By Deborah Bach
For Likhapha Monica Faku, the fight to find a vaccine that will stop HIV is personal.
As a young woman living in a country with the highest rate of HIV infection in the world, she has felt AIDS’ toll first hand, losing an uncle and a close friend. She’s devoted to helping educate others, working in local high schools and talking to teens about HIV, pregnancy and other health issues.
She’s also fighting HIV another way – as a participant in a recent trial of an HIV vaccine being tested by Fred Hutchinson Cancer Research Center’s HIV Vaccine Trial Network (HVTN).
Developing an effective HIV vaccine in South Africa requires recruiting thousands of participants who don’t have the disease but care enough to get involved, and who are willing to assume a certain amount of risk - including the possibility that the vaccine could actually increase the likelihood of contracting HIV.
Who would do that – and why?
Faku, 24, said for her, beyond her personal losses, her main reason for signing up was having greater credibility when talking with people in her community about the HVTN.
As a member of the community advisory board for the HVTN’s site in Klerksdorp, located in the province of North West, she said participating in the trial makes her better equipped to educate others about the importance of developing a vaccine.
“I work with the community, and it’s better if I join the study so I can go talk to them about something I know,” she said.
‘I have lost so many of my family’
Sandra Ntshangase, a recruiter at the HVTN’s site in Soweto, South Africa, knocks on doors in surrounding areas to solicit participants, providing some initial information about the trials and inviting people to come to a presentation to learn more.
After correcting any misconceptions or rumors about the vaccine network, she said it’s typically not difficult to recruit participants. For many of them, HIV is an acutely personal issue.
“When we ask them, ‘Why did you come and participate?’ they will tell you, ‘I have lost so many of my family through HIV. I think by participating, maybe I will play a role of getting this vaccine that can prevent HIV.’”
Ntshangase said some people are suspicious about the HVTN, since its Soweto site is in the Chris Hani Baragwanath Hospital, which offers HIV treatment and counseling. Some think that by participating in the trials, they may become infected with HIV.
Another challenge is the stigma that persists around the disease, she said, particularly among older people.
“Some people think that maybe eating on the same plate, they will get it,” she said.
Faku said while her family and boyfriend initially didn’t understand why she was participating in the trial - her boyfriend wondered if that meant she had HIV - they’ve come around.
“I always tell my boyfriend he needs to protect himself and I’ve got to protect myself as well,” she said.
The difficult quest for a vaccine

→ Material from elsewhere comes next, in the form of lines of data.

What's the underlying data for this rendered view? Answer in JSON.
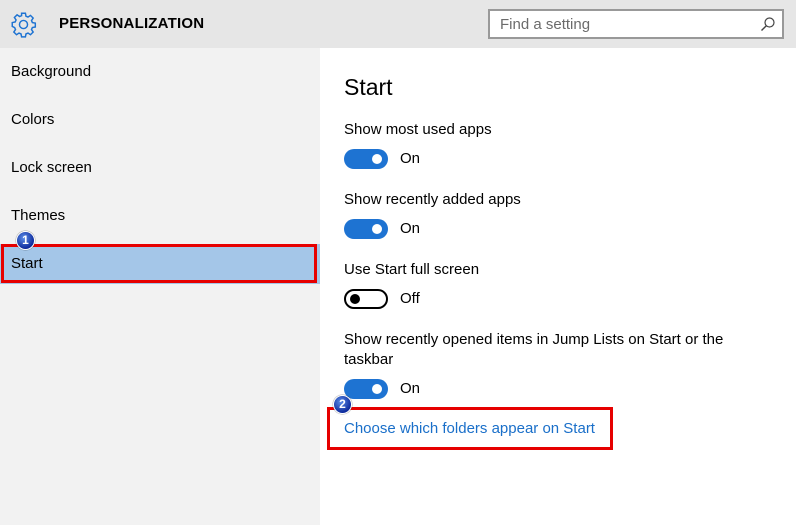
{
  "header": {
    "title": "PERSONALIZATION",
    "icon": "gear-icon",
    "search": {
      "placeholder": "Find a setting",
      "value": "",
      "icon": "search-icon"
    }
  },
  "sidebar": {
    "items": [
      {
        "label": "Background",
        "selected": false
      },
      {
        "label": "Colors",
        "selected": false
      },
      {
        "label": "Lock screen",
        "selected": false
      },
      {
        "label": "Themes",
        "selected": false
      },
      {
        "label": "Start",
        "selected": true
      }
    ],
    "selected_color": "#a4c6e8"
  },
  "main": {
    "title": "Start",
    "settings": [
      {
        "label": "Show most used apps",
        "state": "On",
        "on": true
      },
      {
        "label": "Show recently added apps",
        "state": "On",
        "on": true
      },
      {
        "label": "Use Start full screen",
        "state": "Off",
        "on": false
      },
      {
        "label": "Show recently opened items in Jump Lists on Start or the taskbar",
        "state": "On",
        "on": true
      }
    ],
    "link": "Choose which folders appear on Start",
    "accent_color": "#1e73d2"
  },
  "annotations": {
    "badge1": "1",
    "badge2": "2",
    "highlight_color": "#e60000"
  }
}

The effort to find an HIV vaccine had a major setback in 2007, when a U.S. vaccine trial known as the Step study was halted after it was discovered that some participants who received the vaccine may have had a higher risk of HIV infection. As soon as the findings were known, a similar HVTN trial using the same investigational vaccine in South Africa, named the Phambili study, was also immediately stopped.
More promising results have come recently. A trial known as RV144 of 16,000 volunteers in Thailand showed that those who got the vaccine had a modest – 31 percent – level of protection against becoming HIV positive compared to those who did not receive the vaccine. The findings were published in 2009.
Being honest and responsive to trial participants has been critical, said Dr. Julie McElrath, who directs Fred Hutch’s Vaccine and Infectious Disease Division and the HVTN’s laboratory arm.
“I think [trial managers] have done a good job of trying to explain to participants what’s happened,” she said. “I don’t think it has impeded recruitment for other studies.”
Faku says that for her part, she’s committed to helping find a solution to stop HIV.
“I’m so passionate about helping to find a prevention for HIV,” she said. “I wanted to be part of a culture that can help to find a vaccine.”